Absolute zero is the coldest possible temperature. Formally, it is the temperature at which entropy reaches its minimum value Figure 3. More simply put, absolute zero refers to a state in which all the energy of a system is extracted (by definition, the lowest energy state the system can have). Absolute zero is universal in the sense that all matter is in ground state at this temperature (Figure 1). Therefore, it is a natural choice as the null point for a temperature unit system.
To be precise, a system at absolute zero still possesses quantum mechanical zero-point energy, the energy of its ground state. The uncertainty principle states that the position of a particle cannot be determined with absolute precision; therefore a particle is in motion even if it is at absolute zero, and a ground state still carries a minimal amount of kinetic energy. However, in the interpretation of classical thermodynamics, kinetic energy can be zero, and the thermal energy of matter vanishes.
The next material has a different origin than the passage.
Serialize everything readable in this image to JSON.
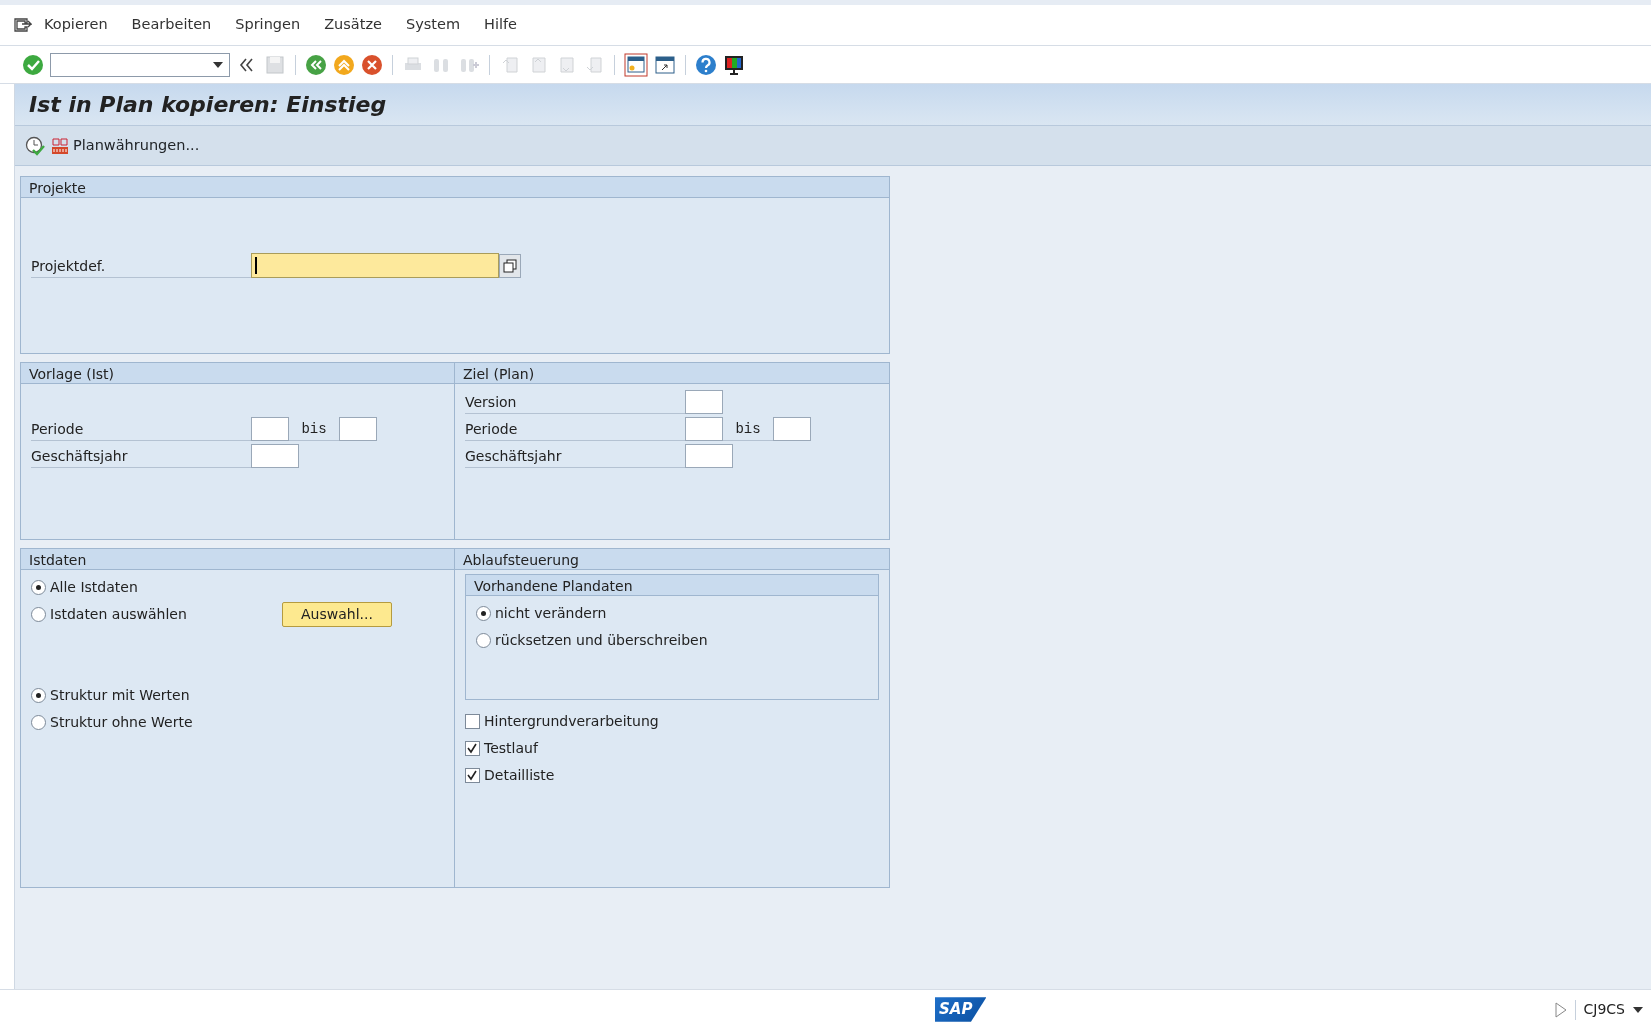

The zero point of a thermodynamic temperature scale, such as the Kelvin scale, is set at absolute zero. By international agreement, absolute zero is defined as 0K on the Kelvin scale and as -273.15° on the Celsius scale (equivalent to -459.67° on the Fahrenheit scale). Scientists have brought systems to temperatures very close to absolute zero, at which point matter exhibits quantum effects such as superconductivity and superfluidity. The lowest temperature that has been achieved in the laboratory is in the 100 pK range, where pK (pico-Kelvin) is equivalent to 10-12 K. The lowest natural temperature ever recorded is approximately 1K, observed in the rapid expansion of gases leaving the Boomerang Nebula, shown in Figure 2.